Problem: Output all the data below verbatim.

Stored dataset items
++++++++
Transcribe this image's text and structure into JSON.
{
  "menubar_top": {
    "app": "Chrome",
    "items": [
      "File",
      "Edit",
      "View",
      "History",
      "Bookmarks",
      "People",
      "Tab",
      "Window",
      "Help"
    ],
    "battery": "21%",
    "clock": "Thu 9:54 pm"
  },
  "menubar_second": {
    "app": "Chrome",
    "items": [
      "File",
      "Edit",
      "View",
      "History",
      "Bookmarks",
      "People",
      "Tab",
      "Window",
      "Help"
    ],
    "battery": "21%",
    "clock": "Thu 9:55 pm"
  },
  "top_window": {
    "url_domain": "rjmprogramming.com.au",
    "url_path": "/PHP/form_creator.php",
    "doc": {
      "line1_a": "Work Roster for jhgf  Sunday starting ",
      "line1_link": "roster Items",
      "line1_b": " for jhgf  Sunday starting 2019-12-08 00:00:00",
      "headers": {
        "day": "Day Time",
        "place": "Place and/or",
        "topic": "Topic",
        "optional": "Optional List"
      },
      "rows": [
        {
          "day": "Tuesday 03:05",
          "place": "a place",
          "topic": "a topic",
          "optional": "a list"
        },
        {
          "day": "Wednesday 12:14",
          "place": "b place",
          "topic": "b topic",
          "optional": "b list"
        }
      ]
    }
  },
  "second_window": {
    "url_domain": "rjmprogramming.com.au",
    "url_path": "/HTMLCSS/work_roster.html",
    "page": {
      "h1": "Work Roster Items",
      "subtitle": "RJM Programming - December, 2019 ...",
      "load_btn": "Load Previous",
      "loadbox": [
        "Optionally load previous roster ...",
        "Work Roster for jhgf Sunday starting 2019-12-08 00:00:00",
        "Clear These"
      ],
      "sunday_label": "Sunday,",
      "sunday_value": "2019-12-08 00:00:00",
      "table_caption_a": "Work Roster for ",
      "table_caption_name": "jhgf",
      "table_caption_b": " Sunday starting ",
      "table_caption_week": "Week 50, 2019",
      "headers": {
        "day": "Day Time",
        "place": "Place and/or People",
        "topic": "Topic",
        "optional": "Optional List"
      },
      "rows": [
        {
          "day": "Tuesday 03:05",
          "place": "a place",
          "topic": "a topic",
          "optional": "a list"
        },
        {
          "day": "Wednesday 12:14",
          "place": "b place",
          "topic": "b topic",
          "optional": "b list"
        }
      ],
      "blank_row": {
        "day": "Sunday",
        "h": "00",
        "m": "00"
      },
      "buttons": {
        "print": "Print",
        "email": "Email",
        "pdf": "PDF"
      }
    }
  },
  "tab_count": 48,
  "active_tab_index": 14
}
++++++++
Task answer:
Transcribe this image's text and structure into JSON.
{
  "menubar_top": {
    "app": "Chrome",
    "items": [
      "File",
      "Edit",
      "View",
      "History",
      "Bookmarks",
      "People",
      "Tab",
      "Window",
      "Help"
    ],
    "battery": "21%",
    "clock": "Thu 9:54 pm"
  },
  "menubar_second": {
    "app": "Chrome",
    "items": [
      "File",
      "Edit",
      "View",
      "History",
      "Bookmarks",
      "People",
      "Tab",
      "Window",
      "Help"
    ],
    "battery": "21%",
    "clock": "Thu 9:55 pm"
  },
  "top_window": {
    "url_domain": "rjmprogramming.com.au",
    "url_path": "/PHP/form_creator.php",
    "doc": {
      "line1_a": "Work Roster for jhgf  Sunday starting ",
      "line1_link": "roster Items",
      "line1_b": " for jhgf  Sunday starting 2019-12-08 00:00:00",
      "headers": {
        "day": "Day Time",
        "place": "Place and/or",
        "topic": "Topic",
        "optional": "Optional List"
      },
      "rows": [
        {
          "day": "Tuesday 03:05",
          "place": "a place",
          "topic": "a topic",
          "optional": "a list"
        },
        {
          "day": "Wednesday 12:14",
          "place": "b place",
          "topic": "b topic",
          "optional": "b list"
        }
      ]
    }
  },
  "second_window": {
    "url_domain": "rjmprogramming.com.au",
    "url_path": "/HTMLCSS/work_roster.html",
    "page": {
      "h1": "Work Roster Items",
      "subtitle": "RJM Programming - December, 2019 ...",
      "load_btn": "Load Previous",
      "loadbox": [
        "Optionally load previous roster ...",
        "Work Roster for jhgf Sunday starting 2019-12-08 00:00:00",
        "Clear These"
      ],
      "sunday_label": "Sunday,",
      "sunday_value": "2019-12-08 00:00:00",
      "table_caption_a": "Work Roster for ",
      "table_caption_name": "jhgf",
      "table_caption_b": " Sunday starting ",
      "table_caption_week": "Week 50, 2019",
      "headers": {
        "day": "Day Time",
        "place": "Place and/or People",
        "topic": "Topic",
        "optional": "Optional List"
      },
      "rows": [
        {
          "day": "Tuesday 03:05",
          "place": "a place",
          "topic": "a topic",
          "optional": "a list"
        },
        {
          "day": "Wednesday 12:14",
          "place": "b place",
          "topic": "b topic",
          "optional": "b list"
        }
      ],
      "blank_row": {
        "day": "Sunday",
        "h": "00",
        "m": "00"
      },
      "buttons": {
        "print": "Print",
        "email": "Email",
        "pdf": "PDF"
      }
    }
  },
  "tab_count": 48,
  "active_tab_index": 14
}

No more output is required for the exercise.